Officials with the Montana Department of Public Health and Human Services have confirmed the first death associated with the use of vaping, or flavored e-cigarettes.

Public Information Officer Jon Ebelt said the individual was in their late teens with a history of using vaping products, however, the victim’s gender and hometown could not be disclosed due to security concerns.

Ebelt included a personal message from Governor Steve Bullock:

“My heartfelt sympathies go out to the family who has lost a loved one way too soon,” Governor Bullock said. “This tragedy truly hits home. I urge Montanans to take the recommendations being issued by public health officials very seriously until more is known about this public health crisis.”

Updating the statistics in Montana, there have been three confirmed cases of pulmonary illness associated with vaping, and now one death. There have been 26 deaths nationwide as of Wednesday, October 16.

State Medical Officer Dr. Greg Holzman said the search is on for the actual cause of the vaping-related illnesses and deaths.
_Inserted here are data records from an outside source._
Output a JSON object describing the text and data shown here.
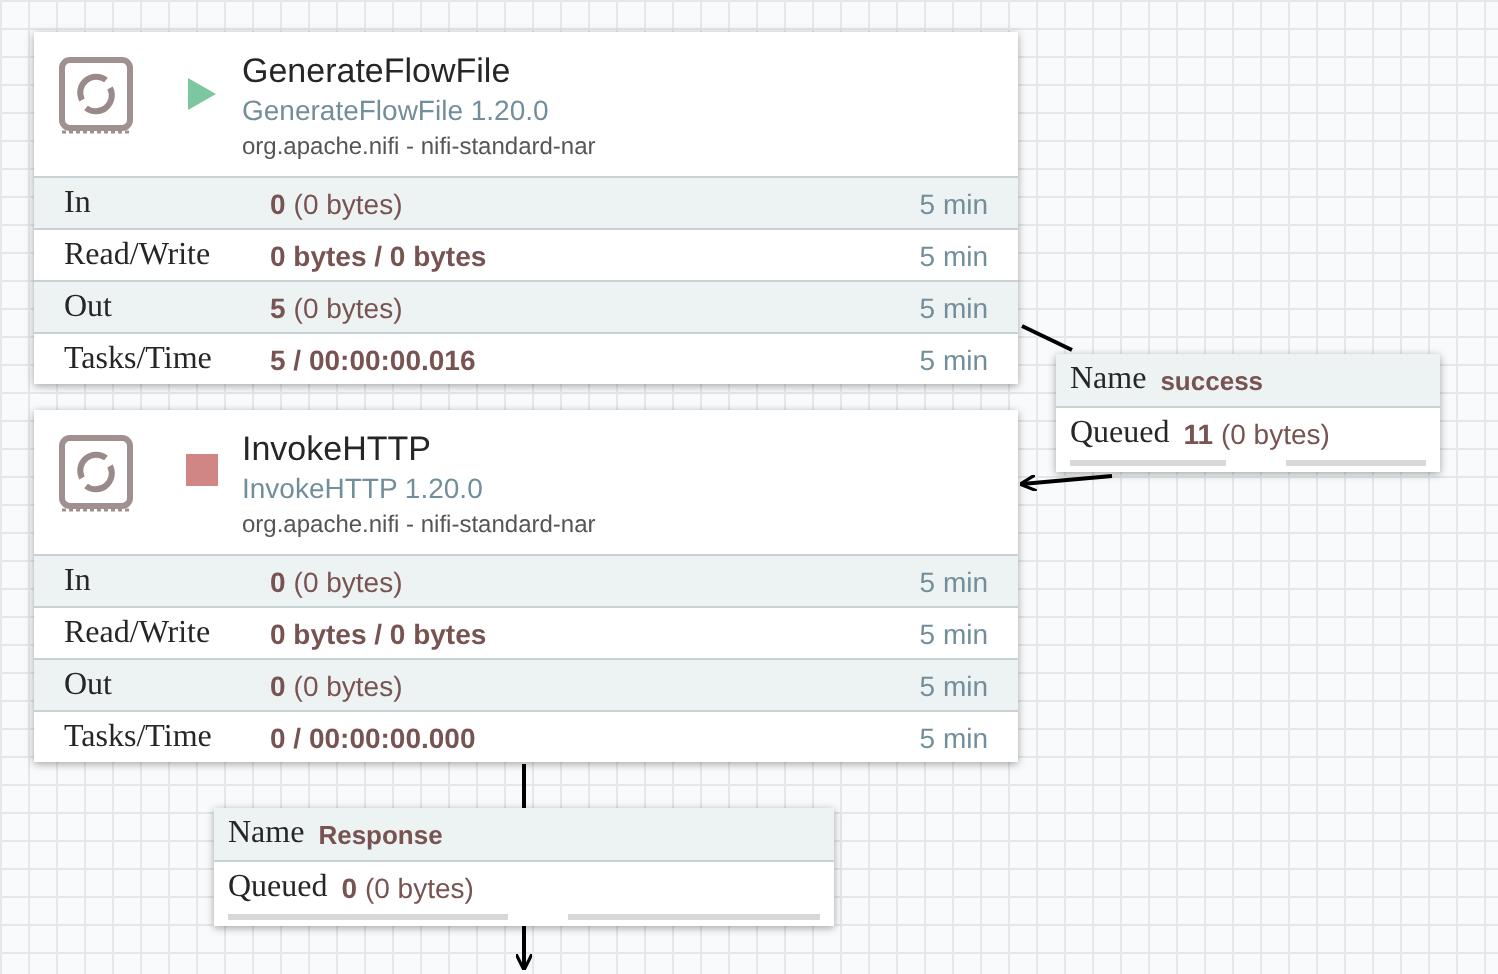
{
  "processors": [
    {
      "name": "GenerateFlowFile",
      "type": "GenerateFlowFile 1.20.0",
      "bundle": "org.apache.nifi - nifi-standard-nar",
      "running": true,
      "stats": [
        {
          "label": "In",
          "count": "0",
          "detail": "(0 bytes)",
          "window": "5 min"
        },
        {
          "label": "Read/Write",
          "count": "0 bytes / 0 bytes",
          "window": "5 min"
        },
        {
          "label": "Out",
          "count": "5",
          "detail": "(0 bytes)",
          "window": "5 min"
        },
        {
          "label": "Tasks/Time",
          "count": "5 / 00:00:00.016",
          "window": "5 min"
        }
      ]
    },
    {
      "name": "InvokeHTTP",
      "type": "InvokeHTTP 1.20.0",
      "bundle": "org.apache.nifi - nifi-standard-nar",
      "running": false,
      "stats": [
        {
          "label": "In",
          "count": "0",
          "detail": "(0 bytes)",
          "window": "5 min"
        },
        {
          "label": "Read/Write",
          "count": "0 bytes / 0 bytes",
          "window": "5 min"
        },
        {
          "label": "Out",
          "count": "0",
          "detail": "(0 bytes)",
          "window": "5 min"
        },
        {
          "label": "Tasks/Time",
          "count": "0 / 00:00:00.000",
          "window": "5 min"
        }
      ]
    }
  ],
  "connections": [
    {
      "name_label": "Name",
      "name": "success",
      "queued_label": "Queued",
      "count": "11",
      "detail": "(0 bytes)"
    },
    {
      "name_label": "Name",
      "name": "Response",
      "queued_label": "Queued",
      "count": "0",
      "detail": "(0 bytes)"
    }
  ]
}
“That’s the million dollar question that we’re all trying to figure out,” said Dr. Holzman. “Sadly, we don’t have an answer, and that’s where this investigation is headed, so that we can get a handle on this outbreak. We have a broad definition of what might fall into these cases. Hopefully, we’ll get an answer and soon, but at this point in time we don’t have a good understanding of what’s happening. We just know that a lot of people are getting very sick.”

Holzman again emphasized the importance of ceasing the use of vaping products.

DPHHS State Epidemiologist Laura Williamson asks anyone who may have symptoms of pulmonary disease to save any leftover products so that state officials can test them.

“For those who have been affected, we’re asking them to save their vaping products,” said Williamson. “The DPHHS is working with local health departments across the state and conduct an interview with patients. We’re asking patients in great detail about how they vape and where they bought the vaping products. We’re also asking them if they noticed any changes in their vapes. Do they taste different, do they look different? We’re really trying to get to the bottom of what is causing this illness. We are coordinating with the FDA. They have a lab that is testing these products and we’re working on trying to determine what substance or substances might be causing this illness.”

KGVO News asked Ebelt if the State of Montana has received any official notice of a legal challenge to Governor Bullock’s proposed ban of flavored e-cigarettes set to start on October 22.

“We’re certainly following what’s going across the nation,” said Ebelt. “At this point in time in Montana we don’t have any knowledge of that happening, but if it does, it will go through the court system like it is in other states.”